January 18, 2000
Volume 52, No. 17
David Bright leads 'Hell'-ish new sci-fi course
Travel to the land of the dead and back again; adventures in remote or fabulous places with monsters and marvels; and the dream of traveling to the stars--these three themes have been popular since the beginning of Western art and literature. Indeed, flights of fancy are at the center of "Hell, Nowhere and Outer Space: Science Fiction and Fantasy from Homer to Star Trek: Voyager," a new freshman seminar course taught by classics Professor David Bright.
"The course arose out of a combination of professional and personal interests," explained Bright, who first taught the class last semester. "I've taught classics for 35 years, including many courses on Homer's Odyssey and Virgil's Aeneid, both of which make extensive and crucial use of encounters with the dead and travel adventures in the middle of nowhere."
On the personal side, Bright said, "I've enjoyed science fiction, both books and movies, for many years. That pastime has exercised growing influence on how I see the classical texts. So it was a natural step to think of combining these themes into a seminar and carrying the readings forward into modern science fiction."
In the course, Bright approaches topics from many angles, ranging from religious to literary, social to artistic and scientific. "The treatment of these themes has varied greatly over the past three millennia, and part of what began as fantasy has evolved into science fiction," Bright said. "Science plays part of the role formerly reserved for religion. Social commentary adds bite to tales once intended simply to amuse. Movies and TV take on great visual possibilities."
Bright's academic goal for their trek through literature and film was to enhance students' reading, writing and analytical skills, and they were given wide-ranging topics to explore. Class session titles included "Hell and Other Tourist Spots," "Liars Club in Session" or "Beauty and the Borg: Technology as Hell and Salvation."
Students began the academic adventure by reading excerpts from The Odyssey and The Aeneid. Initial discussions were aimed at understanding how contact with realms generally considered inaccessible to mortals can assist in understanding the here and now-and may reveal alternatives beyond the normal human experience.

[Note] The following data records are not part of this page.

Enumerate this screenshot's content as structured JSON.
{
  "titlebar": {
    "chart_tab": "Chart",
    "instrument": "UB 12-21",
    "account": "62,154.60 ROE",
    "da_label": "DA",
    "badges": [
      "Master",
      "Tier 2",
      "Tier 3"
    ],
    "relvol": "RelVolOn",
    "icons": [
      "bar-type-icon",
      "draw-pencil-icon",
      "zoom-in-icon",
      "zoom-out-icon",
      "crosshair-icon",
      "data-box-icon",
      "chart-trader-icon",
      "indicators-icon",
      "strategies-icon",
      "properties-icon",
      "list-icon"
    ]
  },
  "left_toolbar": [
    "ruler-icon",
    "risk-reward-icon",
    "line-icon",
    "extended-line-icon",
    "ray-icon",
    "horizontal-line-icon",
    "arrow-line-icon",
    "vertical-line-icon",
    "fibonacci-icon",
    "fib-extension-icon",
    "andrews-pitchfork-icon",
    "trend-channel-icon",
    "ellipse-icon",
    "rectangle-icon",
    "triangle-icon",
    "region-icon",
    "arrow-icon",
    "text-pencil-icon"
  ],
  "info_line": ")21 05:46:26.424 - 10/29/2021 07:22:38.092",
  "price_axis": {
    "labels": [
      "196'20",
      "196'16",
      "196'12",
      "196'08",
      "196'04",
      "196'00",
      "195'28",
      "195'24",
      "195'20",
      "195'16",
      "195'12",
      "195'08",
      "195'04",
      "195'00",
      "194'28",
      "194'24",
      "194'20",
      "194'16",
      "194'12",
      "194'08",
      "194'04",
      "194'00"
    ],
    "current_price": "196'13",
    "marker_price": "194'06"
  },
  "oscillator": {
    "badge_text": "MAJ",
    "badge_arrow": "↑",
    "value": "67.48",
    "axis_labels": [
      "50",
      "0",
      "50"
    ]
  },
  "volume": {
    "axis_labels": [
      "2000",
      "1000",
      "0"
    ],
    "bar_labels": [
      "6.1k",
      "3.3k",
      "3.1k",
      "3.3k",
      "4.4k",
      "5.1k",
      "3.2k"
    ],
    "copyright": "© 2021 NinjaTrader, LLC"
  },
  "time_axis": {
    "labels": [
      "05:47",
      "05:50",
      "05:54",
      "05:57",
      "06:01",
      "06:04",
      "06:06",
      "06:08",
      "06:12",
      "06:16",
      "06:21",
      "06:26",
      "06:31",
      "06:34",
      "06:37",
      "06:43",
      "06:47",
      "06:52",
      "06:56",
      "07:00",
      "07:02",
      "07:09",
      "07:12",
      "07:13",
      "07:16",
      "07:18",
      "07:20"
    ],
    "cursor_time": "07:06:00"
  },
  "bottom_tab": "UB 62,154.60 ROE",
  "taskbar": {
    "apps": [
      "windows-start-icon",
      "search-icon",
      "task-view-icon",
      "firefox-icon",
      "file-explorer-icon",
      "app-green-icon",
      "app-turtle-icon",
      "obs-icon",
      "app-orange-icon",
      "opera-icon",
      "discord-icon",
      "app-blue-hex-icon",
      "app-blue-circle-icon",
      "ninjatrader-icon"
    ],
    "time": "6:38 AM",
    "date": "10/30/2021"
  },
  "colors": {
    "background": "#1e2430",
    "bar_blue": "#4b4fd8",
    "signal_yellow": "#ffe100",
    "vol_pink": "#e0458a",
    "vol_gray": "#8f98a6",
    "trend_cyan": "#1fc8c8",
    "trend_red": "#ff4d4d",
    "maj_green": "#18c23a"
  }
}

The travel experience continued to Lucian's tale of a trip to the moon in Satirical Sketches, then leapt forward a millennium to follow Dante into the Inferno. After another jump to Gulliver's Travels, the students eventually landed in the modern science fiction writing of Ursula Le Guin. En route, they paused for film screenings of Alien--billed by Bright as a "three-in-one special: hell, space travel and the edge of nowhere"--and Apollo 13 ("stranger than fiction").
Bright asked students to watch Alien with one eye on the course themes. "When can an act of heroism be meaningless?" he asked. "Is death clearly distinguished from other states of existence? How important is travel to the film? If the film is a journey that starts when the ship stops and ends as travel resumes, what kind of trip is that?"
Freshman Amy Meyer is leaning toward a science major. Though it doesn't relate to her intended focus of study, she found the course enlightening. Meyer discovered that many of the most famous classic pieces were very much ahead of their time. "They broke the mold or set a precedent," she said. "I suppose you could relate [the works] to the futuristic literature of today. We write about unexplored, unknown territories. For us, this is often space. For writers of classic literature, the unknown happened to be their own planet.
"Of course, both genres deal with death as an unexplored territory," she said. "But as we now accept that hell isn't a tangible place, it isn't as prevalent in modern literature."
The professor said his first experience with teaching "Hell" was extremely satisfying. Bright believes the course is a great opportunity "to teach some favorite works and also to stretch my range of knowledge and teaching capabilities with the exploration of new material. Meanwhile, the students are developing a variety of academic habits and mulling over important questions about the human condition," he said.
"The course isn't just about other people's voyages into the unknown--it's a journey for each of us individually."